Countless times, I've been impressed by the amazing output of seemingly simple patches. What the most impressive, simple patch in your repertoire? How many objects do you need to make something that works?
Good question Andrew; concise, efficient and innovative use of objects never fails to evoke envy in me.
My repertoire mainly consists of hacking other people's patches and code, the most effective example being a quanitized FM noise generator - 2 x [cycle~] + 1 x [sah~]/[phasor~]. I haven't been programming long enough yet to invent my own hyper-efficient algorithms sadly.
This is probably the simplest patch I've ever done, and I couldn't believe how effective it is. It took me a couple of hours to think up and implement. It was fairly late at night but I couldn't get to sleep so I decided to mess about on max a bit while my girlfriend slept (this has happened on more than one occasion so she's now quite jealous of Max!) and this patch was the result.
It's incredibly simple, basically a sawtooth wave going through three parallel filters.
I've given it quite a good interface, so use it in presentation mode (it's a lot easier). Basically the interface gives you a menu from which you can select a variety of percussive sounds (all of which are created with the simple saw->3filters algorithm), a number box to change BPM if desired, an on/off switch for the DSP, a pictslider pad (drag the dot around quickly to create interesting rhythm patterns), a slider which controls the volume of a constant pulse (whose sound can be defined by the three "drum" "wood" "metal" messages) and finally a second slider that controls the overall amplitude.

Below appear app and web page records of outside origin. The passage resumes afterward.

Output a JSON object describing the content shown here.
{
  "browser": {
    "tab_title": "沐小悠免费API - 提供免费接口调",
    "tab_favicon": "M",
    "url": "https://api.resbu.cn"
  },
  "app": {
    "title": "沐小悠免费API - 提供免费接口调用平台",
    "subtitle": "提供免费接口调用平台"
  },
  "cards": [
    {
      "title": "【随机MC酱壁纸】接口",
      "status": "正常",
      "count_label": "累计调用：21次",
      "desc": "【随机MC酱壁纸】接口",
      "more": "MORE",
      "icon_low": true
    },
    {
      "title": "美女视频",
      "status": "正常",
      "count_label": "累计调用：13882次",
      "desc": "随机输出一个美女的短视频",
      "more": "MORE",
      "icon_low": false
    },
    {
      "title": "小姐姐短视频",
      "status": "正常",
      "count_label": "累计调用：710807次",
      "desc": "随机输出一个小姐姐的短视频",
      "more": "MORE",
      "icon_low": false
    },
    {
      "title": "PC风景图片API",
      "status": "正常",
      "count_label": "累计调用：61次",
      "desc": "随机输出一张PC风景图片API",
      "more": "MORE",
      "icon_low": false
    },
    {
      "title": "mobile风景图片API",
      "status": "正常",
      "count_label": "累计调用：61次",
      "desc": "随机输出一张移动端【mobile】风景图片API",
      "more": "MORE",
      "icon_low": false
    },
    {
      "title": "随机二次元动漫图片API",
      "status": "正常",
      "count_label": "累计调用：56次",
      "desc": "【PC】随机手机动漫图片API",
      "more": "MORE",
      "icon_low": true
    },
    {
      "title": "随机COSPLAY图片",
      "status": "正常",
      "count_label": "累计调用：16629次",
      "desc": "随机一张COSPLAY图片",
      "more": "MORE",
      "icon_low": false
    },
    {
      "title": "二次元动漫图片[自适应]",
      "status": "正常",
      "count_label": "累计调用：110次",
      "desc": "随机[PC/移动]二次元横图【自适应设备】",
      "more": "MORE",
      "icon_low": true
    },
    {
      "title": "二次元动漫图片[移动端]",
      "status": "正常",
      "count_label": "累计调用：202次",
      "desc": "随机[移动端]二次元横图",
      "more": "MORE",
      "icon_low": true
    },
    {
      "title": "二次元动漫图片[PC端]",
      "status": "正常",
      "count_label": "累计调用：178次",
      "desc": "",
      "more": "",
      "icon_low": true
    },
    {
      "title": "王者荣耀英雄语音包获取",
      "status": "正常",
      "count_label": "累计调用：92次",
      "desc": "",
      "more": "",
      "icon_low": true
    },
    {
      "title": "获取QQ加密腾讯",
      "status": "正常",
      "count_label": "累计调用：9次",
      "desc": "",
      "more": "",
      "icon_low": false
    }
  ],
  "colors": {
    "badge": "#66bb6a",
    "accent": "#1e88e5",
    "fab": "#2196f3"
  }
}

Considering the simplicity of the patch the sound is pretty good (the metallic sounds are especially realistic).
@n00b_meister yes i have, it's very nicely executed.
Anyway in terms of simplicity, what is important to remember is that even within a "complex" patch each algorithm should be simple and streamlined, otherwise the performance of the patch will suffer and debugging will become a bitch (especially when you have sub-patches ten layers deep!).
contains the recording of a live performance i did recently with a max patch of my creation, now bear in mind while watching that all the synthesis, control and modification is all being handled by one Max patch which contains 72 independent synthesisers which can all be controlled in depth both in the time and frequency domain as well as in terms of spacialisation (panning, etc).
All of this controlled by a single patch (with sub-patches that open as separate windows each allowing a greater depth of control), when you are dealing with something like this, simplicity in every detail is paramount, simplicity is the only true route to true complexity.
As I said, while watching bear in mind that all of the sound is untreated and unedited from a live performance using a single max patch.
Sometimes the patch itself is simple, because the idea, content, or the output is more important. It can be tough to overcome the social need to impress your peers with savvy patching. Sometimes simplicity is less about computational elegance and more about just getting something to work, to solve a problem, to make a thing happen. Duct tape and chewing gum. These are often patches we keep tucked away, but are essential tools.
Anyone have examples or stories that you are willing to share?